Friday, April 3, 2009


Today was amazing as we visited sites along the Sea of Galilee which provides the context for the base of the Savior’s Galilean Ministry where he taught profound messages and performed miraculous miracles (attempt at astounding alliteration). We were off at 7:30am sharp to catch our boat at exactly 7:45am leaving two of our few male members back at the hotel. Don’t worry though they made it just in time at the dock after being dropped off by our other teacher. I guess they weren’t kidding about that promptness thing were they. Anyways, it was extremely cold and windy this morning which for the first time in my life, didn’t frustrate or annoy me in the least bit. I was actually quite happy to experience the raging tempest that day as we sang “Master, the Tempest is Raging” and drifted (or should I say tossed and turned) across the actual sea where Christ calmed the billowing waters and caused his disciples to wonder, “What manner of man is this, that even the wind and the sea obey him?” (Mark 4:41) Luckily we made it to the “blessed harbor and rested on the blissful shore.” We saw the Ginnosar Boat, excavated in 1986 after a fatal drought, which is believed to be similar to New Testament boats built at the time. Some people call it the “Jesus Boat” because He and His disciples used boats often for transportation, fishing, and even as a pulpit for preaching in large crowds. Next was the Mount of Beatitudes where the essence of Jesus’ expectations for His disciples was spoken and recorded as perhaps the most important text for defining the New Testament or Covenant in the Sermon on the Mount. The weather couldn’t decide what it wanted to do since it was cold and rainy and then the sun would shine brightly through the clouds. It seemed to be centered on our righteousness and spirituality; it was quite strange. I’m sorry to disappoint everyone but we didn’t actually sit on any mount. We sat in a fenced ruin of a 5th Century Byzantine church that has been completely renovated into a small amphitheater. I just had to throw that out there so you aren’t disappointed like I was when you all make your future trips to Galilee. The Latin beatus is the basis of the English “beatitude”, meaning to be fortunate, to be happy, or to be blessed (directly from the KJV footnote chapter 5, verse 3a). These specific blessings were given to Jesus’ disciples as “the blueprint of perfection” as stated by President Harold B. Lee. Although it is totally and completely impossible to become perfect in this life, we must always be striving to live the commandments of the Lord and continually seek to live righteously. We then visited two churches in Tabgha (meaning 7 springs if anyone cares) which honor, respectively, the loaves and fishes miracle and Peter’s mandate to “feed my sheep.” St Peter’s Primacy is a chapel built as a shrine to the resurrected Christ’s appearance to His apostles and where He shared a meal with them. In this church, the natural rock (on which the ancient meal allegedly occurred) functions as the mensis Christi or the “table of Christ.” We sang “All Creatures of Our God and King” to a fellow tour group who greatly appreciated our gesture. Last place, I promise. We crammed in so much in one day that it was absolutely exhausting and overwhelming. Capernaum was the base of Jesus’ Galilean ministry and was the perfect place to end an incredibly busy day. Although Peter was born in Bethsaida, he resided mostly in Capernaum. Jesus made Peter’s house his headquarters where he preached from its very door. Peter’s house, sometimes called “the house”, became Christianity’s first church. There are too many incredible miracles performed by Christ at Capernaum to recount so check them out in your good old Holy Bible. NEXT POST...classes along the beach and breath-taking views.

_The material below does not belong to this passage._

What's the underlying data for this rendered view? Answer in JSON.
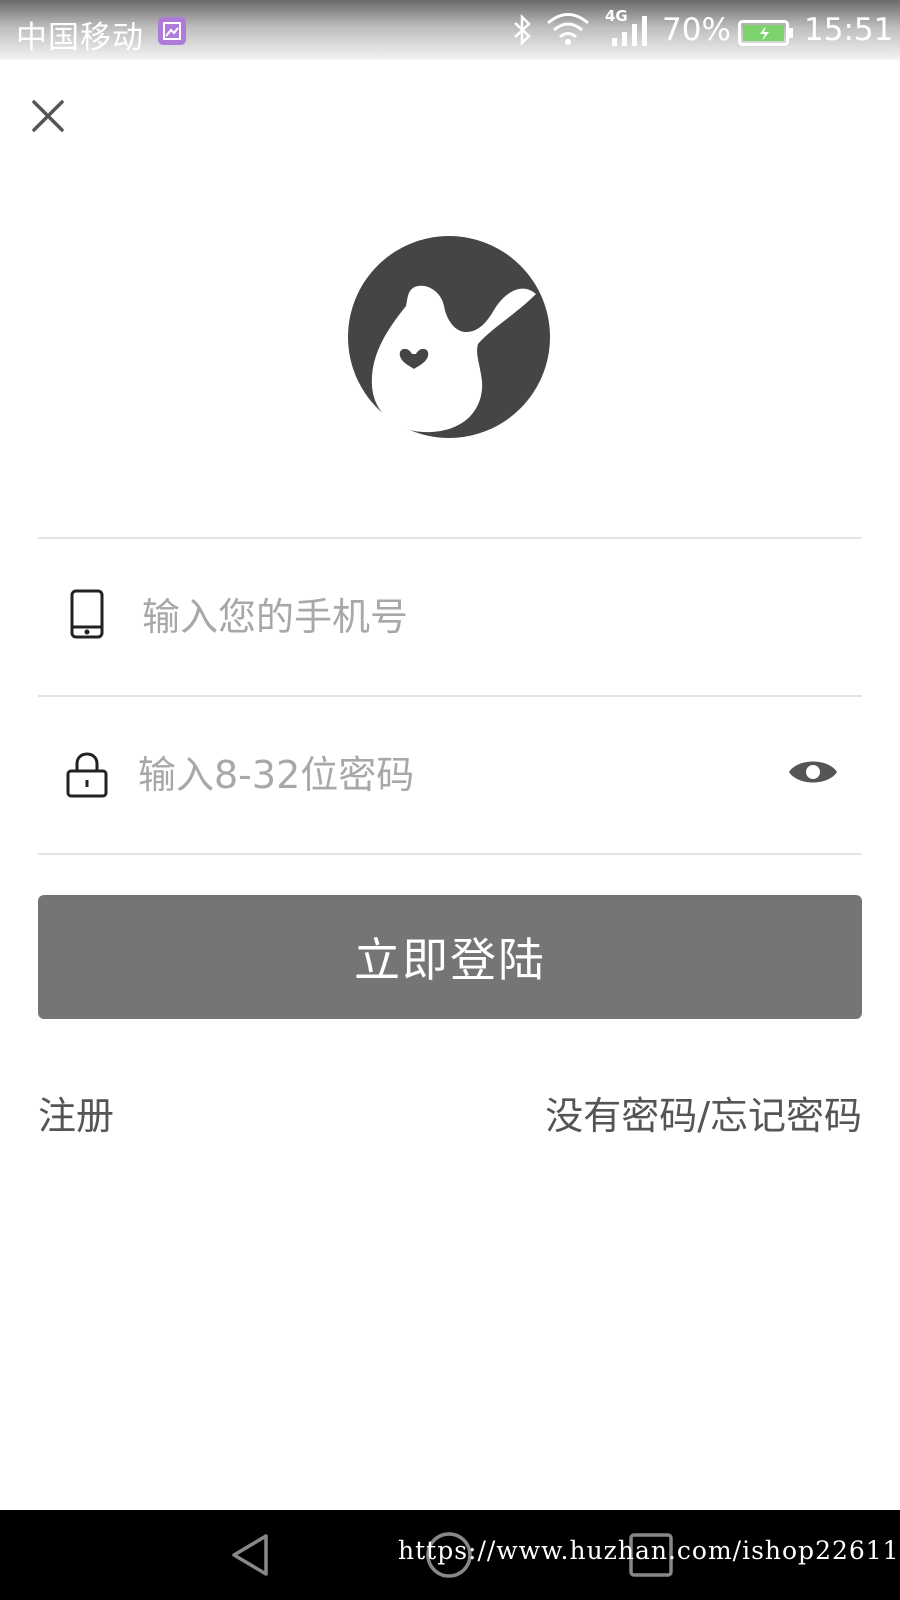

1 comment:

Mom said...

A couple of the pictures look a little like you are in Hawaii or someplace tropical like that, especially with that HUGE red flower in your hair! I can't believe you are crossing the Sea of Galilee & studying the New Testiment right where Christ literally experienced the things we read about in that book of scripture.